[RECORDS]:
--------------------------------
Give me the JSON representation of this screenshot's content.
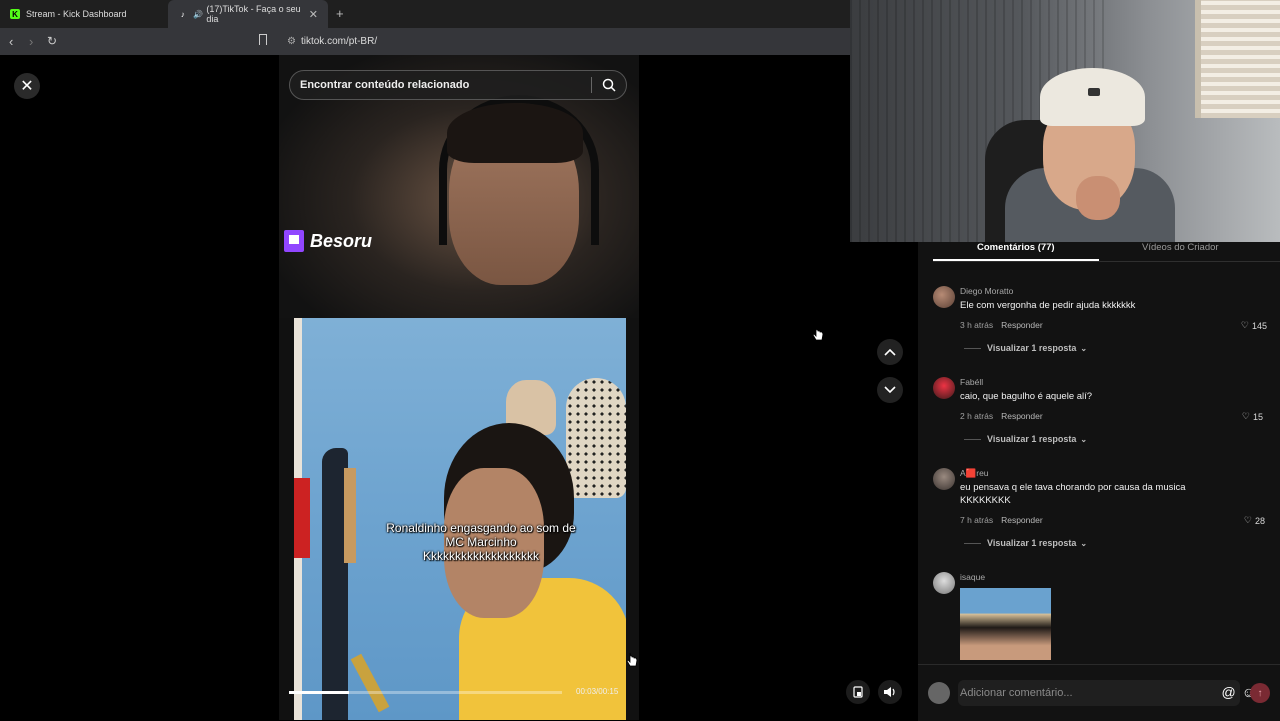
{
  "browser": {
    "tabs": [
      {
        "title": "Stream - Kick Dashboard",
        "favicon": "kick-logo",
        "color": "#53fc18",
        "active": false
      },
      {
        "title": "(17)TikTok - Faça o seu dia",
        "favicon": "tiktok-logo",
        "active": true
      }
    ],
    "url": "tiktok.com/pt-BR/"
  },
  "video": {
    "search_placeholder": "Encontrar conteúdo relacionado",
    "brand_label": "Besoru",
    "caption": "Ronaldinho engasgando ao som de MC Marcinho Kkkkkkkkkkkkkkkkkkk",
    "time": "00:03/00:15",
    "progress": 0.22
  },
  "panel": {
    "tabs": [
      {
        "label": "Comentários (77)",
        "active": true
      },
      {
        "label": "Vídeos do Criador",
        "active": false
      }
    ],
    "comments": [
      {
        "name": "Diego Moratto",
        "text": "Ele com vergonha de pedir ajuda kkkkkkk",
        "time": "3 h atrás",
        "reply": "Responder",
        "likes": "145",
        "view_replies": "Visualizar 1 resposta"
      },
      {
        "name": "Fabéll",
        "text": "caio, que bagulho é aquele alí?",
        "time": "2 h atrás",
        "reply": "Responder",
        "likes": "15",
        "view_replies": "Visualizar 1 resposta"
      },
      {
        "name": "A🟥reu",
        "text": "eu pensava q ele tava chorando por causa da musica KKKKKKKK",
        "time": "7 h atrás",
        "reply": "Responder",
        "likes": "28",
        "view_replies": "Visualizar 1 resposta"
      },
      {
        "name": "isaque"
      }
    ],
    "composer_placeholder": "Adicionar comentário..."
  },
  "colors": {
    "accent": "#fe2c55",
    "twitch": "#9146ff"
  }
}
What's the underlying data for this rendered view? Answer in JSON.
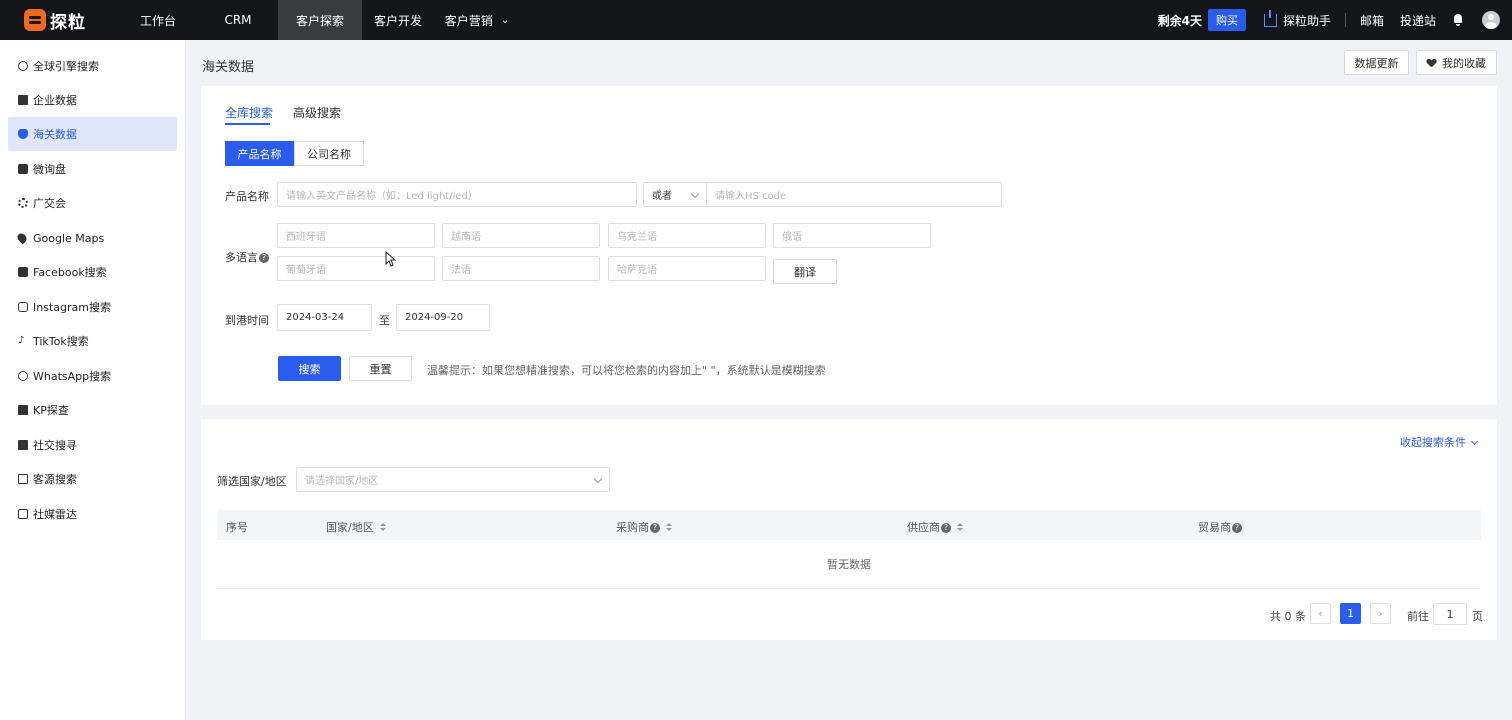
{
  "header": {
    "logo_text": "探粒",
    "nav": [
      "工作台",
      "CRM",
      "客户探索",
      "客户开发",
      "客户营销"
    ],
    "trial_text": "剩余4天",
    "buy_label": "购买",
    "assistant_label": "探粒助手",
    "links": [
      "邮箱",
      "投递站"
    ]
  },
  "sidebar": {
    "items": [
      {
        "label": "全球引擎搜索",
        "icon": "globe-icon"
      },
      {
        "label": "企业数据",
        "icon": "building-icon"
      },
      {
        "label": "海关数据",
        "icon": "ship-icon"
      },
      {
        "label": "微询盘",
        "icon": "chat-icon"
      },
      {
        "label": "广交会",
        "icon": "gear-icon"
      },
      {
        "label": "Google Maps",
        "icon": "map-pin-icon"
      },
      {
        "label": "Facebook搜索",
        "icon": "facebook-icon"
      },
      {
        "label": "Instagram搜索",
        "icon": "instagram-icon"
      },
      {
        "label": "TikTok搜索",
        "icon": "tiktok-icon"
      },
      {
        "label": "WhatsApp搜索",
        "icon": "whatsapp-icon"
      },
      {
        "label": "KP探查",
        "icon": "kp-icon"
      },
      {
        "label": "社交搜寻",
        "icon": "social-icon"
      },
      {
        "label": "客源搜索",
        "icon": "box-icon"
      },
      {
        "label": "社媒雷达",
        "icon": "radar-icon"
      }
    ],
    "active_index": 2
  },
  "page": {
    "title": "海关数据",
    "update_btn": "数据更新",
    "favorites_btn": "我的收藏"
  },
  "search": {
    "tabs": [
      "全库搜索",
      "高级搜索"
    ],
    "segments": [
      "产品名称",
      "公司名称"
    ],
    "product_label": "产品名称",
    "product_placeholder": "请输入英文产品名称（如：Led light/led）",
    "operator_value": "或者",
    "hs_placeholder": "请输入HS code",
    "multilang_label": "多语言",
    "lang_placeholders": [
      "西班牙语",
      "越南语",
      "乌克兰语",
      "俄语",
      "葡萄牙语",
      "法语",
      "哈萨克语"
    ],
    "translate_btn": "翻译",
    "date_label": "到港时间",
    "date_from": "2024-03-24",
    "date_sep": "至",
    "date_to": "2024-09-20",
    "search_btn": "搜索",
    "reset_btn": "重置",
    "tip": "温馨提示：如果您想精准搜索，可以将您检索的内容加上\" \"，系统默认是模糊搜索"
  },
  "results": {
    "collapse_link": "收起搜索条件",
    "filter_label": "筛选国家/地区",
    "filter_placeholder": "请选择国家/地区",
    "columns": [
      "序号",
      "国家/地区",
      "采购商",
      "供应商",
      "贸易商"
    ],
    "empty_text": "暂无数据",
    "pagination": {
      "total_text": "共 0 条",
      "current_page": "1",
      "goto_label": "前往",
      "goto_value": "1",
      "page_suffix": "页"
    }
  },
  "colors": {
    "accent": "#2a5cf0",
    "topbar_bg": "#15161a",
    "logo": "#f26a1b"
  }
}
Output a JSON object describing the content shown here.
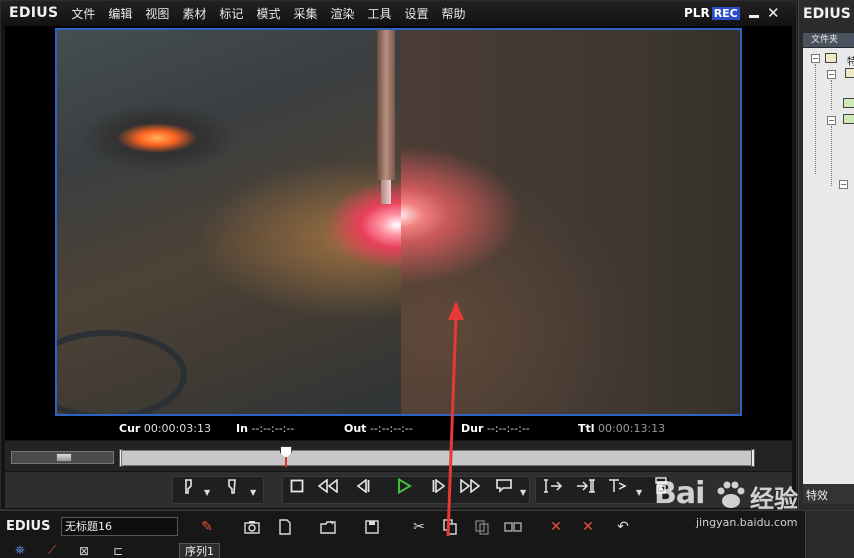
{
  "menubar": {
    "logo": "EDIUS",
    "items": [
      "文件",
      "编辑",
      "视图",
      "素材",
      "标记",
      "模式",
      "采集",
      "渲染",
      "工具",
      "设置",
      "帮助"
    ],
    "plr": "PLR",
    "rec": "REC"
  },
  "timecodes": {
    "cur_label": "Cur",
    "cur_value": "00:00:03:13",
    "in_label": "In",
    "in_value": "--:--:--:--",
    "out_label": "Out",
    "out_value": "--:--:--:--",
    "dur_label": "Dur",
    "dur_value": "--:--:--:--",
    "ttl_label": "Ttl",
    "ttl_value": "00:00:13:13"
  },
  "scrub": {
    "playhead_fraction": 0.26
  },
  "transport": {
    "icons": [
      "set-in-icon",
      "set-out-icon",
      "stop-icon",
      "rewind-icon",
      "step-back-icon",
      "play-icon",
      "step-forward-icon",
      "fast-forward-icon",
      "loop-icon",
      "insert-icon",
      "overwrite-icon",
      "replace-icon",
      "export-icon"
    ],
    "accent": "#3fbf3f"
  },
  "bin": {
    "logo": "EDIUS",
    "folder_header": "文件夹",
    "tree_label": "特",
    "effects_tab": "特效"
  },
  "timeline": {
    "logo": "EDIUS",
    "project_name": "无标题16",
    "sequence_tab": "序列1"
  },
  "watermark": {
    "brand": "Bai",
    "brand_cn": "经验",
    "url": "jingyan.baidu.com"
  },
  "annotation": {
    "color": "#e53935"
  }
}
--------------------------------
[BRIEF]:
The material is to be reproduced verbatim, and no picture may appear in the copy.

[OUTPUT FOR THIS TASK]:
Give me the JSON representation of this screenshot's content.
{
  "browser": {
    "tabs": [
      {
        "title": "Stream - Kick Dashboard",
        "favicon": "kick-logo",
        "color": "#53fc18",
        "active": false
      },
      {
        "title": "(17)TikTok - Faça o seu dia",
        "favicon": "tiktok-logo",
        "active": true
      }
    ],
    "url": "tiktok.com/pt-BR/"
  },
  "video": {
    "search_placeholder": "Encontrar conteúdo relacionado",
    "brand_label": "Besoru",
    "caption": "Ronaldinho engasgando ao som de MC Marcinho Kkkkkkkkkkkkkkkkkkk",
    "time": "00:03/00:15",
    "progress": 0.22
  },
  "panel": {
    "tabs": [
      {
        "label": "Comentários (77)",
        "active": true
      },
      {
        "label": "Vídeos do Criador",
        "active": false
      }
    ],
    "comments": [
      {
        "name": "Diego Moratto",
        "text": "Ele com vergonha de pedir ajuda kkkkkkk",
        "time": "3 h atrás",
        "reply": "Responder",
        "likes": "145",
        "view_replies": "Visualizar 1 resposta"
      },
      {
        "name": "Fabéll",
        "text": "caio, que bagulho é aquele alí?",
        "time": "2 h atrás",
        "reply": "Responder",
        "likes": "15",
        "view_replies": "Visualizar 1 resposta"
      },
      {
        "name": "A🟥reu",
        "text": "eu pensava q ele tava chorando por causa da musica KKKKKKKK",
        "time": "7 h atrás",
        "reply": "Responder",
        "likes": "28",
        "view_replies": "Visualizar 1 resposta"
      },
      {
        "name": "isaque"
      }
    ],
    "composer_placeholder": "Adicionar comentário..."
  },
  "colors": {
    "accent": "#fe2c55",
    "twitch": "#9146ff"
  }
}
What's the underlying data for this rendered view? Answer in JSON.
{
  "header": {
    "logo_text": "探粒",
    "nav": [
      "工作台",
      "CRM",
      "客户探索",
      "客户开发",
      "客户营销"
    ],
    "trial_text": "剩余4天",
    "buy_label": "购买",
    "assistant_label": "探粒助手",
    "links": [
      "邮箱",
      "投递站"
    ]
  },
  "sidebar": {
    "items": [
      {
        "label": "全球引擎搜索",
        "icon": "globe-icon"
      },
      {
        "label": "企业数据",
        "icon": "building-icon"
      },
      {
        "label": "海关数据",
        "icon": "ship-icon"
      },
      {
        "label": "微询盘",
        "icon": "chat-icon"
      },
      {
        "label": "广交会",
        "icon": "gear-icon"
      },
      {
        "label": "Google Maps",
        "icon": "map-pin-icon"
      },
      {
        "label": "Facebook搜索",
        "icon": "facebook-icon"
      },
      {
        "label": "Instagram搜索",
        "icon": "instagram-icon"
      },
      {
        "label": "TikTok搜索",
        "icon": "tiktok-icon"
      },
      {
        "label": "WhatsApp搜索",
        "icon": "whatsapp-icon"
      },
      {
        "label": "KP探查",
        "icon": "kp-icon"
      },
      {
        "label": "社交搜寻",
        "icon": "social-icon"
      },
      {
        "label": "客源搜索",
        "icon": "box-icon"
      },
      {
        "label": "社媒雷达",
        "icon": "radar-icon"
      }
    ],
    "active_index": 2
  },
  "page": {
    "title": "海关数据",
    "update_btn": "数据更新",
    "favorites_btn": "我的收藏"
  },
  "search": {
    "tabs": [
      "全库搜索",
      "高级搜索"
    ],
    "segments": [
      "产品名称",
      "公司名称"
    ],
    "product_label": "产品名称",
    "product_placeholder": "请输入英文产品名称（如：Led light/led）",
    "operator_value": "或者",
    "hs_placeholder": "请输入HS code",
    "multilang_label": "多语言",
    "lang_placeholders": [
      "西班牙语",
      "越南语",
      "乌克兰语",
      "俄语",
      "葡萄牙语",
      "法语",
      "哈萨克语"
    ],
    "translate_btn": "翻译",
    "date_label": "到港时间",
    "date_from": "2024-03-24",
    "date_sep": "至",
    "date_to": "2024-09-20",
    "search_btn": "搜索",
    "reset_btn": "重置",
    "tip": "温馨提示：如果您想精准搜索，可以将您检索的内容加上\" \"，系统默认是模糊搜索"
  },
  "results": {
    "collapse_link": "收起搜索条件",
    "filter_label": "筛选国家/地区",
    "filter_placeholder": "请选择国家/地区",
    "columns": [
      "序号",
      "国家/地区",
      "采购商",
      "供应商",
      "贸易商"
    ],
    "empty_text": "暂无数据",
    "pagination": {
      "total_text": "共 0 条",
      "current_page": "1",
      "goto_label": "前往",
      "goto_value": "1",
      "page_suffix": "页"
    }
  },
  "colors": {
    "accent": "#2a5cf0",
    "topbar_bg": "#15161a",
    "logo": "#f26a1b"
  }
}
Output a JSON object describing the content shown here.
{
  "menubar": {
    "logo": "EDIUS",
    "items": [
      "文件",
      "编辑",
      "视图",
      "素材",
      "标记",
      "模式",
      "采集",
      "渲染",
      "工具",
      "设置",
      "帮助"
    ],
    "plr": "PLR",
    "rec": "REC"
  },
  "timecodes": {
    "cur_label": "Cur",
    "cur_value": "00:00:03:13",
    "in_label": "In",
    "in_value": "--:--:--:--",
    "out_label": "Out",
    "out_value": "--:--:--:--",
    "dur_label": "Dur",
    "dur_value": "--:--:--:--",
    "ttl_label": "Ttl",
    "ttl_value": "00:00:13:13"
  },
  "scrub": {
    "playhead_fraction": 0.26
  },
  "transport": {
    "icons": [
      "set-in-icon",
      "set-out-icon",
      "stop-icon",
      "rewind-icon",
      "step-back-icon",
      "play-icon",
      "step-forward-icon",
      "fast-forward-icon",
      "loop-icon",
      "insert-icon",
      "overwrite-icon",
      "replace-icon",
      "export-icon"
    ],
    "accent": "#3fbf3f"
  },
  "bin": {
    "logo": "EDIUS",
    "folder_header": "文件夹",
    "tree_label": "特",
    "effects_tab": "特效"
  },
  "timeline": {
    "logo": "EDIUS",
    "project_name": "无标题16",
    "sequence_tab": "序列1"
  },
  "watermark": {
    "brand": "Bai",
    "brand_cn": "经验",
    "url": "jingyan.baidu.com"
  },
  "annotation": {
    "color": "#e53935"
  }
}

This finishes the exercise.